= Activity =
A faithful, word-for-word copy of the data below is required, without pictures.

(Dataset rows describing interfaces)
▼

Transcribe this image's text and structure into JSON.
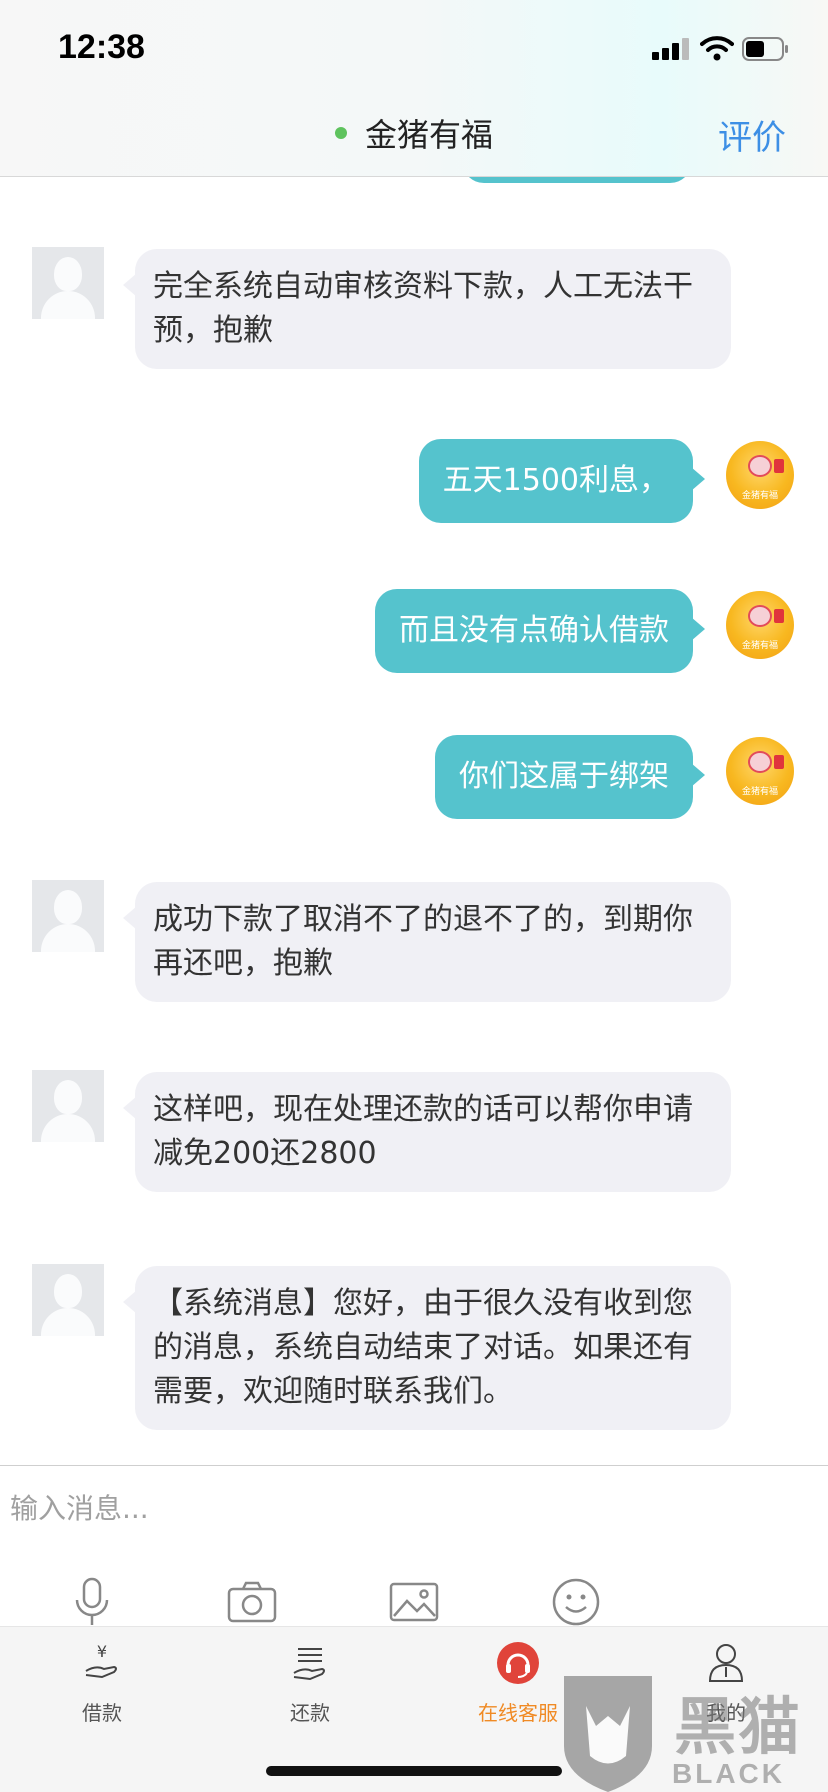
{
  "status_bar": {
    "time": "12:38"
  },
  "header": {
    "title": "金猪有福",
    "rate_label": "评价"
  },
  "messages": [
    {
      "side": "left",
      "text": "完全系统自动审核资料下款，人工无法干预，抱歉"
    },
    {
      "side": "right",
      "text": "五天1500利息，"
    },
    {
      "side": "right",
      "text": "而且没有点确认借款"
    },
    {
      "side": "right",
      "text": "你们这属于绑架"
    },
    {
      "side": "left",
      "text": "成功下款了取消不了的退不了的，到期你再还吧，抱歉"
    },
    {
      "side": "left",
      "text": "这样吧，现在处理还款的话可以帮你申请减免200还2800"
    },
    {
      "side": "left",
      "text": "【系统消息】您好，由于很久没有收到您的消息，系统自动结束了对话。如果还有需要，欢迎随时联系我们。"
    }
  ],
  "avatar_caption": "金猪有福",
  "input": {
    "placeholder": "输入消息..."
  },
  "toolbar": {
    "icons": [
      "microphone-icon",
      "camera-icon",
      "image-icon",
      "emoji-icon"
    ]
  },
  "tabs": [
    {
      "label": "借款",
      "icon": "loan-icon"
    },
    {
      "label": "还款",
      "icon": "repay-icon"
    },
    {
      "label": "在线客服",
      "icon": "headset-icon",
      "active": true
    },
    {
      "label": "我的",
      "icon": "profile-icon"
    }
  ],
  "watermark": {
    "text": "黑猫",
    "text_en": "BLACK CAT"
  },
  "colors": {
    "user_bubble": "#55c3cd",
    "agent_bubble": "#f0f0f5",
    "accent": "#3d8fe5",
    "active_tab": "#f08a24",
    "online": "#5ec35e"
  }
}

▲

= Output for this exercise =
Transcribe this image's text and structure into JSON.
{
  "status_bar": {
    "time": "12:38"
  },
  "header": {
    "title": "金猪有福",
    "rate_label": "评价"
  },
  "messages": [
    {
      "side": "left",
      "text": "完全系统自动审核资料下款，人工无法干预，抱歉"
    },
    {
      "side": "right",
      "text": "五天1500利息，"
    },
    {
      "side": "right",
      "text": "而且没有点确认借款"
    },
    {
      "side": "right",
      "text": "你们这属于绑架"
    },
    {
      "side": "left",
      "text": "成功下款了取消不了的退不了的，到期你再还吧，抱歉"
    },
    {
      "side": "left",
      "text": "这样吧，现在处理还款的话可以帮你申请减免200还2800"
    },
    {
      "side": "left",
      "text": "【系统消息】您好，由于很久没有收到您的消息，系统自动结束了对话。如果还有需要，欢迎随时联系我们。"
    }
  ],
  "avatar_caption": "金猪有福",
  "input": {
    "placeholder": "输入消息..."
  },
  "toolbar": {
    "icons": [
      "microphone-icon",
      "camera-icon",
      "image-icon",
      "emoji-icon"
    ]
  },
  "tabs": [
    {
      "label": "借款",
      "icon": "loan-icon"
    },
    {
      "label": "还款",
      "icon": "repay-icon"
    },
    {
      "label": "在线客服",
      "icon": "headset-icon",
      "active": true
    },
    {
      "label": "我的",
      "icon": "profile-icon"
    }
  ],
  "watermark": {
    "text": "黑猫",
    "text_en": "BLACK CAT"
  },
  "colors": {
    "user_bubble": "#55c3cd",
    "agent_bubble": "#f0f0f5",
    "accent": "#3d8fe5",
    "active_tab": "#f08a24",
    "online": "#5ec35e"
  }
}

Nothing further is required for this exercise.